Finally he contrasted his position to that of robbers and idolaters who that very day were living in peace and confidence.

At some point, Job would overshoot the mark and, as Elihu put it, "justify himself rather than God." But for now, we can see already that the trials were strengthening him.

Job's directed his next words to Eliphaz, the scholar. He admonished him to observe more broadly. By doing so, he would see that the Lord had his hand in Job's calamity. Perhaps Job was thinking of "nature red in tooth and claw" and natural disasters that affect the innocent and guilty alike. In stating this, Job continued to uphold the power of the Lord to do what He pleased. Here is what he said:

“But now, ask the animals and they will teach you, or the birds of the air and they will tell you. Or speak to the earth and it will teach you, or let the fish of the sea declare to you. Which of all these does not know that the hand of the Lord has done this, in whose hand is the life of every creature and the breath of all the human race. (Job 12:7-10)

Job then picked up Bildad's theme of ancient wisdom and told him that contemporary events could also inform:

Does not the ear test words, as the tongue tastes food? Is not wisdom found among the aged, does not life bring understanding? (Job 12:11-12)

With these connections made, Job tried to drive home his point that the Lord was responsible for calamities of all sorts:

With God are wisdom and power; counsel and understanding are his. 

If he tears down, it cannot be rebuilt; if he shuts a person in, it cannot be opened. 

If he holds back the waters, then they dry up; if he releases them, they destroy the land. 

With him are strength and prudence; both the one who goes astray and the one who misleads are his. He leads counselors away stripped and makes fools of judges. He loosens the bonds of kings and binds a loincloth around their waist. He leads priests away stripped and overthrows the potentates. He deprives the trusted advisors of speech and takes away the discernment of elders. 

He pours contempt on noblemen and disarms the mighty. 

He reveals the deep things of darkness, and brings deep shadows into the light. 

He makes nations great, and destroys them; he extends the boundaries of nations and disperses them. 

He deprives the leaders of the earth of their understanding; he makes them wander in a trackless desert waste. They grope about in darkness without light; he makes them stagger like drunkards. 

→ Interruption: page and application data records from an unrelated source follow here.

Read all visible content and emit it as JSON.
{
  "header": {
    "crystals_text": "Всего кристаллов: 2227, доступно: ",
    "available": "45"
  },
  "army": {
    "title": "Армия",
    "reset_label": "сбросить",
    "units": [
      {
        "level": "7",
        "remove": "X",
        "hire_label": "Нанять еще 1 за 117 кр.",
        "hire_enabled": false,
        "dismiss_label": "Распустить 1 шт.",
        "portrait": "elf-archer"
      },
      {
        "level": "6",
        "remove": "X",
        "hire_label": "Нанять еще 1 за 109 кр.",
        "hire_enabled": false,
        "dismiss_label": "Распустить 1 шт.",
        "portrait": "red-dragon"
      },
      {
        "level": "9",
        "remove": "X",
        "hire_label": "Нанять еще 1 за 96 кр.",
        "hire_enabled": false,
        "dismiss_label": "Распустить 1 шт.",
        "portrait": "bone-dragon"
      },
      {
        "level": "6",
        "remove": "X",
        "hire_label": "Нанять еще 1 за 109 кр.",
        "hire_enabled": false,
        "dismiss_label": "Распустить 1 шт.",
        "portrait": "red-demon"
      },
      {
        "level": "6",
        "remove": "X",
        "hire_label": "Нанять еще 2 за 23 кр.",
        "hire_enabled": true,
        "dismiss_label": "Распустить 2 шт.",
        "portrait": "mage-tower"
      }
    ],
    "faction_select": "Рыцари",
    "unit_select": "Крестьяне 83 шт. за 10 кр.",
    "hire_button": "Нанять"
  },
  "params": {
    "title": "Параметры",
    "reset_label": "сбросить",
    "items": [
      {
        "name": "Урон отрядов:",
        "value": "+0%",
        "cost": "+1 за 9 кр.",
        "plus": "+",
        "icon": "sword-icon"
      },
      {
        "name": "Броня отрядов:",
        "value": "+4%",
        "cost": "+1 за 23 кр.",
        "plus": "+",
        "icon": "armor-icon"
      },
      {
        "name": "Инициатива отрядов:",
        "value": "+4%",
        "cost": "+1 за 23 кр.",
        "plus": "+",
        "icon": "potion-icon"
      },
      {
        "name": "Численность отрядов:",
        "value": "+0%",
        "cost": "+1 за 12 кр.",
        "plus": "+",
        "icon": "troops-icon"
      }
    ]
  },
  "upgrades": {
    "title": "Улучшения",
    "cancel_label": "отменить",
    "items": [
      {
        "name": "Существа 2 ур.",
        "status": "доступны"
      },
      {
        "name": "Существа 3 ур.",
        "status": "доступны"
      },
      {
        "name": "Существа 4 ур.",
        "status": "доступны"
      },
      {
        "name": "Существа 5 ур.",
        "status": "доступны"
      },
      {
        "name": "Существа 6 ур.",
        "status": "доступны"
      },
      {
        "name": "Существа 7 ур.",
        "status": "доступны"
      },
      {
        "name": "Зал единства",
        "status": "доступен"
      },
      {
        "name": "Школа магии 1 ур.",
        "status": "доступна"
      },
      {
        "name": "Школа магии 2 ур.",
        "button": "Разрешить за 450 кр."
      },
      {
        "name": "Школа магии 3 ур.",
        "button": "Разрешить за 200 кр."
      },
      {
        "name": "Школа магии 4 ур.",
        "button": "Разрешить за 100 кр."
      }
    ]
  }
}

Indeed, my eye has seen all this, my ear has heard and understood it. What you know, I know also; I am not inferior to you. (Job 12:13-13:2)

Jesus taught, in reference to God's kindness and mercy, that He, "Brings rain on the just and the unjust." By this Jesus meant that God provided for the needs of all. Job presented another side, "If he holds back the waters, then they dry up; if he releases them, they destroy the land." Job spoke of drought and flood and said they were also from God. We must remember from the first two chapters that in Job's case, Job spoke correctly. His calamity has come from the Lord. Remember that Satan said to the Lord, "But stretch out your hand." And after the first set of calamities, the Lord took full responsibility when he said, "You stirred me up to destroy him without reason."

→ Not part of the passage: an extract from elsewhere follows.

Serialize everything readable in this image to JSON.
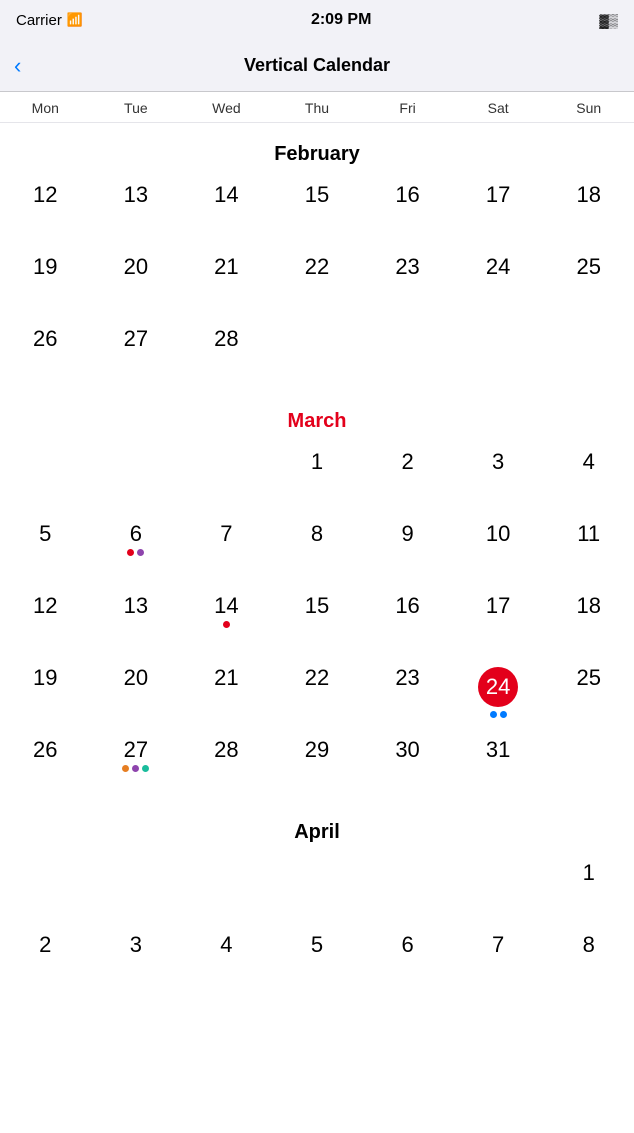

You should be feeling uncomfortable by now. The concept has already proven too much for Eliphaz, Bildad, and Zophar and that is why they continued to pound on the theme that Job must have done something. What is your reaction. Perhaps, you are now wishing you had not come along on this study. Is the Lord the author of all calamity and suffering? No other book in the Bible raises the questions so completely and harshly than Job. Unfortunately, the telling is hardly complete; three-quarters of the book stretch before us. Do not despair, there is hope ahead, but it will take some time to get there. And unless we fully enter into the tension that Job raised, we will not appreciate its resolution.

Thursday: Job's speech continues

<>< Test everything. Cling to what is good. ><>


Post a Comment

Links to this post:

Create a Link

<< Home